José Luís Vaquero Cuevas2 months ago

I think that CQRS line could be confuse. "Non-domain queries" doesn't exist. Queries should use the domain language to apply filters. Queries should has context along with the business. Not taking into account the domain gives you queries like:

"Give me all the products that were deleted in this year"

instead of :

"Give me all discontinued products of the current campaign"

Luigi Dallavalle José Luís Vaquero Cuevas23 days ago

Interesting comment, do you mean that the read model (the other model which the author refers to) should speak the domain language?

José Luís Vaquero Cuevas Luigi Dallavalle22 days ago

Yes. I think that quering is a business concern too. Query should speak the business ubiquitous language. In other case you can fall into hiden non domain solutions and everything messes up.

I.e. Discontinued products can be seen as some kind of soft delete except discontinued products is considering the domain. You could see soft deletes as a technical solution for the "you can not delete nothing" requisite but this is bad because when you query the read model to -show product catalog- you are putting a "hiden" filter (where delete = false) which no domain user is aware. You have to transform the tech solution into domain solution; that is, products are not deleted, are discotinued. And, when you query, the domain users are aware of the state of the entities and the queries should be aware too. So queries has to be domain aware just to not hiding things.

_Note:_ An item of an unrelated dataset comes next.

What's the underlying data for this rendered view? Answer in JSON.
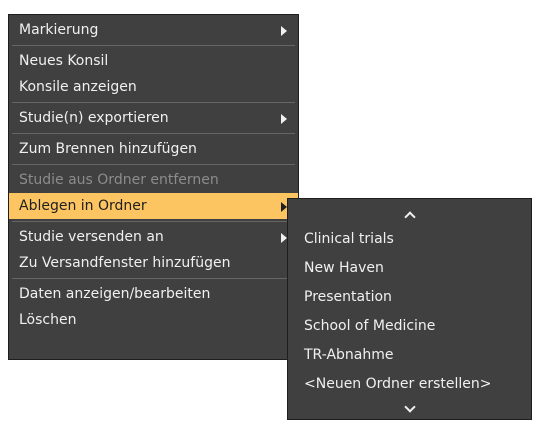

Another reason is that helps to keep the level of abstracion you should have.

I.e. You create this query: "Give me all the products that were deleted in this year" when you want to list deleted products in the current campaign. But, ¿What happens if the new entering campaign changes and it is 3 years long? You have to create another query: "Give me all the products that were deleted betwen these years". This is ugly. If you have domain queries -"Give me all discontinued products of the current campaign"- the only thing that changes in your system is the thing that realy changes in the domain: The campaign and its year-long.

Mike Mod José Luís Vaquero Cuevas3 days ago

The read model is usually aimed at UI or reporting contexts which implement use case which are not business process related. The Domain needs some queries but they are very specific and at least I'm not a fan of using the read model for that. It very much depends on the domain though.

José Luís Vaquero Cuevas Mike21 hours ago

You said: "Read model [...] implement use case which are not business process"

Not agree with you. I think that the level of abstraction you have to reach in a UI should be high (at domain level) in order to modelling a good task-based UI wich doesn't hide things (read again technical solution vs domain solution in my previous comment) and users and developers should know what will happend when push a button (at a domain level using ubiquitous language) behind the scenes just looking at it. The ubiquitous language is what gives you the query's (for UI) name and description, so, your queries are business related (notice that business related not means business PROCESS related mandatorily).

So, in my opinion, you should use the read model for faster reads and scalability using domain queries because no other kind of query exist.

Remember that this discussion started because I said "Non-domain queries" could be confusing. I know what the author means. He means that those queries doesn't bring back data in which you would apply domain rules and invariants, validation, etc and he called them "Non-domain queries". But this name could be confusing for someone else. I was just trying to clarify this.